    SNS stands for “social networking sites.” SNS users create a ...
  6. Hard-To-Sell Asset

    An asset that is extremely difficult to dispose of either due ...
  1. How do dividends affect retained earnings?

    When a company issues a cash dividend to its shareholders, the retained earnings listed on the balance sheet are reduced ... Read Full Answer >>
  2. What is the difference between called-up share capital and paid-up share capital?

    The difference between called-up share capital and paid-up share capital is investors have already paid in full for paid-up ... Read Full Answer >>
  3. Why would a corporation issue convertible bonds?

    A convertible bond represents a hybrid security that has bond and equity features; this type of bond allows the conversion ... Read Full Answer >>
  4. What does a high turnover ratio signify for an investment fund?

    If an investment fund has a high turnover ratio, it indicates it replaces most or all of its holdings over a one-year period. ... Read Full Answer >>
  5. Does index trading increase market vulnerability?

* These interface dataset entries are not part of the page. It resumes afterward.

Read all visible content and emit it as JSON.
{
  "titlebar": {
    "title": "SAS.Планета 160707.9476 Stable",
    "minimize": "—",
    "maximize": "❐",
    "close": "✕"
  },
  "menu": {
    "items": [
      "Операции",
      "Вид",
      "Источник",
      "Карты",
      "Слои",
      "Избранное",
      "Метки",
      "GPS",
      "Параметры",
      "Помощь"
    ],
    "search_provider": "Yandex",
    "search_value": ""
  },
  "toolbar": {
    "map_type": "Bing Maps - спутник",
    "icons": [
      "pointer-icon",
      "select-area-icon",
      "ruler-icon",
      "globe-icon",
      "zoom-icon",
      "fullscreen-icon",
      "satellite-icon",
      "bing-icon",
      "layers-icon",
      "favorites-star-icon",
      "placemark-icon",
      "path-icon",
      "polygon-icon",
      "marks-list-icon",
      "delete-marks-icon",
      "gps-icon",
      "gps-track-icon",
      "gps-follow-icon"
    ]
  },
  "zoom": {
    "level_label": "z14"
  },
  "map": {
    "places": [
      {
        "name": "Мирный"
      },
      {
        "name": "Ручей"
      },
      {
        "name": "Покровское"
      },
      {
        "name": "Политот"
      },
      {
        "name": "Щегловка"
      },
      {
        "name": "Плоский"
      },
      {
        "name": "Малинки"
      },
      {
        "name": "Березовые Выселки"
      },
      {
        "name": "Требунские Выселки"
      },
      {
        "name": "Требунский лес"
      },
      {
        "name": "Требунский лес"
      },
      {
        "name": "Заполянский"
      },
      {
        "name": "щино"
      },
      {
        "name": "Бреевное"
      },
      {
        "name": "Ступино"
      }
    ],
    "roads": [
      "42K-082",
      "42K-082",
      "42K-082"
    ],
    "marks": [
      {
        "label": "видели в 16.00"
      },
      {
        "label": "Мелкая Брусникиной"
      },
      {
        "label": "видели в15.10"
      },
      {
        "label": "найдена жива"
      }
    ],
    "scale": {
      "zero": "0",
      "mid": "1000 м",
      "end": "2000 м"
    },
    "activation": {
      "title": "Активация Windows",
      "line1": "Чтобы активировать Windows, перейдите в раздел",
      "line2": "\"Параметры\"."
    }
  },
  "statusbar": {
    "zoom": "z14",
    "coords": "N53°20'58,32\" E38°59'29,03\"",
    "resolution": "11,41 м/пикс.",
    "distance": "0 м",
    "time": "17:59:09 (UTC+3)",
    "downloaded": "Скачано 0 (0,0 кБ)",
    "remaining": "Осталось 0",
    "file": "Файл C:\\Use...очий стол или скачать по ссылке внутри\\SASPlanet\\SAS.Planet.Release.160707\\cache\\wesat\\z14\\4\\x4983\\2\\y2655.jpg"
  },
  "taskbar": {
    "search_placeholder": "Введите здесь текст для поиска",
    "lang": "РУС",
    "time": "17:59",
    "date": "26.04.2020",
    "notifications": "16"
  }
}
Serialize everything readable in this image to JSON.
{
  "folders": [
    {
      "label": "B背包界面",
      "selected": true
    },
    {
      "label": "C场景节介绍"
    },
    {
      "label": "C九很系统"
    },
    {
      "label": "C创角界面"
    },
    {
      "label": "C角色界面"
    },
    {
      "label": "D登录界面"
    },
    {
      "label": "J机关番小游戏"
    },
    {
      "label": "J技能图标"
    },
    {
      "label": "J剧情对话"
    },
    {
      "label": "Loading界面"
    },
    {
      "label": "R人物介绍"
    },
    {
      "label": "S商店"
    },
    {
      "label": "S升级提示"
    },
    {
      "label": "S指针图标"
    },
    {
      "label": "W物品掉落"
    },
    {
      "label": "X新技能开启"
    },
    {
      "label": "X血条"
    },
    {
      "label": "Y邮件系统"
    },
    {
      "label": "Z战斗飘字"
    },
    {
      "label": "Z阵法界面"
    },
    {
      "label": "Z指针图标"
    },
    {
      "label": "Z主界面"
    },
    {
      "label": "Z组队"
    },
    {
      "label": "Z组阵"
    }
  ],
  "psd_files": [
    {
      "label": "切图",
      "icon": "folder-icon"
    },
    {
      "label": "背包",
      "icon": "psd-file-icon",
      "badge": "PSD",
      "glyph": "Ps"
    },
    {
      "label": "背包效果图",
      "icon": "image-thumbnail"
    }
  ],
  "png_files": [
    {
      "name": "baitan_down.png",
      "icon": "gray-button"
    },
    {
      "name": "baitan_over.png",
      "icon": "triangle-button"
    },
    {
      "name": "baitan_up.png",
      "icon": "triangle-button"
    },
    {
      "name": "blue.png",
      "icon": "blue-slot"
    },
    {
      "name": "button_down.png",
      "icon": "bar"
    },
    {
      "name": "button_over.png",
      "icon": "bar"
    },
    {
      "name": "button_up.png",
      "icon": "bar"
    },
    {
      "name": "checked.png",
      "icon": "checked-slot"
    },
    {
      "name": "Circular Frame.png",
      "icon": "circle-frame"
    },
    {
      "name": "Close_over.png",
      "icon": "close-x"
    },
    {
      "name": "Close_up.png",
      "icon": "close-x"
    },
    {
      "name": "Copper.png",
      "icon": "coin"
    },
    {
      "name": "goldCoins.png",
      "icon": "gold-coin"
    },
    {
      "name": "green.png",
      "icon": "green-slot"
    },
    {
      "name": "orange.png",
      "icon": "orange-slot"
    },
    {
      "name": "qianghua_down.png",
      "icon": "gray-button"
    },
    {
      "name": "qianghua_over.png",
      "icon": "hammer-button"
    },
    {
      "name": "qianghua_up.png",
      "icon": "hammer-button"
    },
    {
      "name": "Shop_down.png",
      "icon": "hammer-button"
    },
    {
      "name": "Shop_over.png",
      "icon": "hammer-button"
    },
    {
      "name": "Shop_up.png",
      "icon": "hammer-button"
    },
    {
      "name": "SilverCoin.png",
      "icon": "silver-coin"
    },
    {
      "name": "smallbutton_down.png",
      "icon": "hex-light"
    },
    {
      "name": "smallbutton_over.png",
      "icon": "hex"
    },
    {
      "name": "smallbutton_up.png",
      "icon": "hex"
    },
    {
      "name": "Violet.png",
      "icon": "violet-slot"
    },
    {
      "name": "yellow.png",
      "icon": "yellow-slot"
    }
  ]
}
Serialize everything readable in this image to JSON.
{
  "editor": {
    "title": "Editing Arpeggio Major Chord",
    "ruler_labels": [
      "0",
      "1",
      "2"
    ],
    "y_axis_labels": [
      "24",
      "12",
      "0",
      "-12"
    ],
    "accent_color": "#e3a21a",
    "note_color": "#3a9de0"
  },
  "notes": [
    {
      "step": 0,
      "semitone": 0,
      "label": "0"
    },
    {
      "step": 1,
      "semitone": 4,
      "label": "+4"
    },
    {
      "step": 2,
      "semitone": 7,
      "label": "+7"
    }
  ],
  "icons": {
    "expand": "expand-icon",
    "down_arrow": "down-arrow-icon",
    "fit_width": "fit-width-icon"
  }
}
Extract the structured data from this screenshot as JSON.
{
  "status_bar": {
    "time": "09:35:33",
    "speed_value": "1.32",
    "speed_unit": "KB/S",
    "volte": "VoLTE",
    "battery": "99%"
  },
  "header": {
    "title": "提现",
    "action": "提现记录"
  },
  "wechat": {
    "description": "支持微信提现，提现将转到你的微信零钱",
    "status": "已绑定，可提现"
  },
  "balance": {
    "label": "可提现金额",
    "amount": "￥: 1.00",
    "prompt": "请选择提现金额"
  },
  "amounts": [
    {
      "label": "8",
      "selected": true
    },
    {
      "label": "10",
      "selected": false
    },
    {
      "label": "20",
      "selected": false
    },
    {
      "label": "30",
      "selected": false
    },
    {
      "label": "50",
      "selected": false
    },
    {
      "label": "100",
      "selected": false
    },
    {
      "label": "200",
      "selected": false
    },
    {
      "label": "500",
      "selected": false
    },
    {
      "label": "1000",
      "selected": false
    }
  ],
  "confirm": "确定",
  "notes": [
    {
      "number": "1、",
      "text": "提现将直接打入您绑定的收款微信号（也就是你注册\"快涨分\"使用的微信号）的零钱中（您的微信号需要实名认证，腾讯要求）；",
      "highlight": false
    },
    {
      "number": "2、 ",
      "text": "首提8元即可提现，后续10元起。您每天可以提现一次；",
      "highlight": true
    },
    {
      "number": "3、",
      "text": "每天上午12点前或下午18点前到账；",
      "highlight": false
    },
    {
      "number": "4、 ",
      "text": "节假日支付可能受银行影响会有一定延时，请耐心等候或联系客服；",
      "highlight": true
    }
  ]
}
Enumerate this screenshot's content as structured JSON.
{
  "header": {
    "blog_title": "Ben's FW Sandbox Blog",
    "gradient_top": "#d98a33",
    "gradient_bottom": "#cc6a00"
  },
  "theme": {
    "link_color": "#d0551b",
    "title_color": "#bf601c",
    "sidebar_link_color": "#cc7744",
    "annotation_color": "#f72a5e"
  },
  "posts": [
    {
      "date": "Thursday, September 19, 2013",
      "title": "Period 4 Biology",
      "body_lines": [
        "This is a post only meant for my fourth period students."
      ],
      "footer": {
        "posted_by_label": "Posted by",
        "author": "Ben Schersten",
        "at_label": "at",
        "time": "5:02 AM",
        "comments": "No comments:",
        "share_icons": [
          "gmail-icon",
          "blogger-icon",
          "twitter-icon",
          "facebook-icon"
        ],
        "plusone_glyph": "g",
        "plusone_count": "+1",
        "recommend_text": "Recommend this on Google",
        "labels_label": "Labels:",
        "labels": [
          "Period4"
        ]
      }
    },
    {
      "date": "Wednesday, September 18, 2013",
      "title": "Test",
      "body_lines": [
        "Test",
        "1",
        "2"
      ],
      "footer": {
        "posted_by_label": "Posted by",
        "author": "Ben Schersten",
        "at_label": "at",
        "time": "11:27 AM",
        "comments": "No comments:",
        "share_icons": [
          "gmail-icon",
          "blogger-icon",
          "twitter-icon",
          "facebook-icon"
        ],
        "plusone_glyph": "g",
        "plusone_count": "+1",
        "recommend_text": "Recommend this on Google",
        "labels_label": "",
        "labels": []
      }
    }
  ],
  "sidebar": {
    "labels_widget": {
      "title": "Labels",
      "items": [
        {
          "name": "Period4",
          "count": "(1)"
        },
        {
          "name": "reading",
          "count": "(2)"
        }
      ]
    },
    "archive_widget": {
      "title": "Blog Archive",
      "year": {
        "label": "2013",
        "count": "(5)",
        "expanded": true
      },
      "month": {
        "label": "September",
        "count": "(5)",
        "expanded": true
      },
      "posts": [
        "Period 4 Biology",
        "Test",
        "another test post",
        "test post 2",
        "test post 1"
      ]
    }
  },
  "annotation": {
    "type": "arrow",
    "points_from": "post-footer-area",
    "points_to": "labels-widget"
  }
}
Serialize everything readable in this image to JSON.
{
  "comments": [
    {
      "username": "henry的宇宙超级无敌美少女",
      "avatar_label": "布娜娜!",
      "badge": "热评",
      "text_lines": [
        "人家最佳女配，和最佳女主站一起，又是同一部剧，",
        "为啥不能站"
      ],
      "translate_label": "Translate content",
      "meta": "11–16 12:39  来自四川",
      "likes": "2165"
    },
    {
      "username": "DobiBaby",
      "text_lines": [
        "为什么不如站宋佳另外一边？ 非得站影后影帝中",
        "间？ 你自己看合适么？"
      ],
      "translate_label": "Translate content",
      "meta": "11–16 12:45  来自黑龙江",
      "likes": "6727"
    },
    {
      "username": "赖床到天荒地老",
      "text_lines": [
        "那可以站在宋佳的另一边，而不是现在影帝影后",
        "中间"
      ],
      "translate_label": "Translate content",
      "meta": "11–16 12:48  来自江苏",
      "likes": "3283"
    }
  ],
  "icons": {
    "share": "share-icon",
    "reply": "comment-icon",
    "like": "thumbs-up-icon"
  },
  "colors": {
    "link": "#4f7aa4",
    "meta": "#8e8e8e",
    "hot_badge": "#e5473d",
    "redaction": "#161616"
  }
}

    The rise of index trading may increase the overall vulnerability of the stock market due to increased correlations between ... Read Full Answer >>
  6. How does additional paid in capital affect retained earnings?

    Both additional paid-in capital and retained earnings are entries under the shareholders' equity section of a company's balance ... Read Full Answer >>

You May Also Like

Trading Center

You are using adblocking software

Want access to all of Investopedia? Add us to your “whitelist”
so you'll never miss a feature!